------ Data for review ------

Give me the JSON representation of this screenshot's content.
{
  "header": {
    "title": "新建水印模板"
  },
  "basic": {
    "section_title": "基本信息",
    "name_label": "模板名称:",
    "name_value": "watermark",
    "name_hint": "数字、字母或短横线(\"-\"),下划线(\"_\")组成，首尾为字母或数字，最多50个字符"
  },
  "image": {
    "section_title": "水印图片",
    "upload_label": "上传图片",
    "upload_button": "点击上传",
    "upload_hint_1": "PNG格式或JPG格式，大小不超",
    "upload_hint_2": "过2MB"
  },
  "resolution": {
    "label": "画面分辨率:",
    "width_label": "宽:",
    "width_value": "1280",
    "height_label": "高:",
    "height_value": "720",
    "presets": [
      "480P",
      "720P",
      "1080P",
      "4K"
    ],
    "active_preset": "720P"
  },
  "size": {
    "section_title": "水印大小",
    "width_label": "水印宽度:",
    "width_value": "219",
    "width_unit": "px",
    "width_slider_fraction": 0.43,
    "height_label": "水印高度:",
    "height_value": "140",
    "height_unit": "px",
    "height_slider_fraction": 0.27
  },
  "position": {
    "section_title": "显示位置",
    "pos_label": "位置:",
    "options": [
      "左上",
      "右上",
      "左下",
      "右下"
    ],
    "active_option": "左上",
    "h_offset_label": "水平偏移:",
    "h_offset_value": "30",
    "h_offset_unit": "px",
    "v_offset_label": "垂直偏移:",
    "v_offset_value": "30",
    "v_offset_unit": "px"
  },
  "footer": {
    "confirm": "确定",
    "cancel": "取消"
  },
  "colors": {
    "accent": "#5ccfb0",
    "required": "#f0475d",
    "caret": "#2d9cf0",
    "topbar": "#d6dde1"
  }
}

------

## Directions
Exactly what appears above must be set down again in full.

## Result of this exercise
Give me the JSON representation of this screenshot's content.
{
  "header": {
    "title": "新建水印模板"
  },
  "basic": {
    "section_title": "基本信息",
    "name_label": "模板名称:",
    "name_value": "watermark",
    "name_hint": "数字、字母或短横线(\"-\"),下划线(\"_\")组成，首尾为字母或数字，最多50个字符"
  },
  "image": {
    "section_title": "水印图片",
    "upload_label": "上传图片",
    "upload_button": "点击上传",
    "upload_hint_1": "PNG格式或JPG格式，大小不超",
    "upload_hint_2": "过2MB"
  },
  "resolution": {
    "label": "画面分辨率:",
    "width_label": "宽:",
    "width_value": "1280",
    "height_label": "高:",
    "height_value": "720",
    "presets": [
      "480P",
      "720P",
      "1080P",
      "4K"
    ],
    "active_preset": "720P"
  },
  "size": {
    "section_title": "水印大小",
    "width_label": "水印宽度:",
    "width_value": "219",
    "width_unit": "px",
    "width_slider_fraction": 0.43,
    "height_label": "水印高度:",
    "height_value": "140",
    "height_unit": "px",
    "height_slider_fraction": 0.27
  },
  "position": {
    "section_title": "显示位置",
    "pos_label": "位置:",
    "options": [
      "左上",
      "右上",
      "左下",
      "右下"
    ],
    "active_option": "左上",
    "h_offset_label": "水平偏移:",
    "h_offset_value": "30",
    "h_offset_unit": "px",
    "v_offset_label": "垂直偏移:",
    "v_offset_value": "30",
    "v_offset_unit": "px"
  },
  "footer": {
    "confirm": "确定",
    "cancel": "取消"
  },
  "colors": {
    "accent": "#5ccfb0",
    "required": "#f0475d",
    "caret": "#2d9cf0",
    "topbar": "#d6dde1"
  }
}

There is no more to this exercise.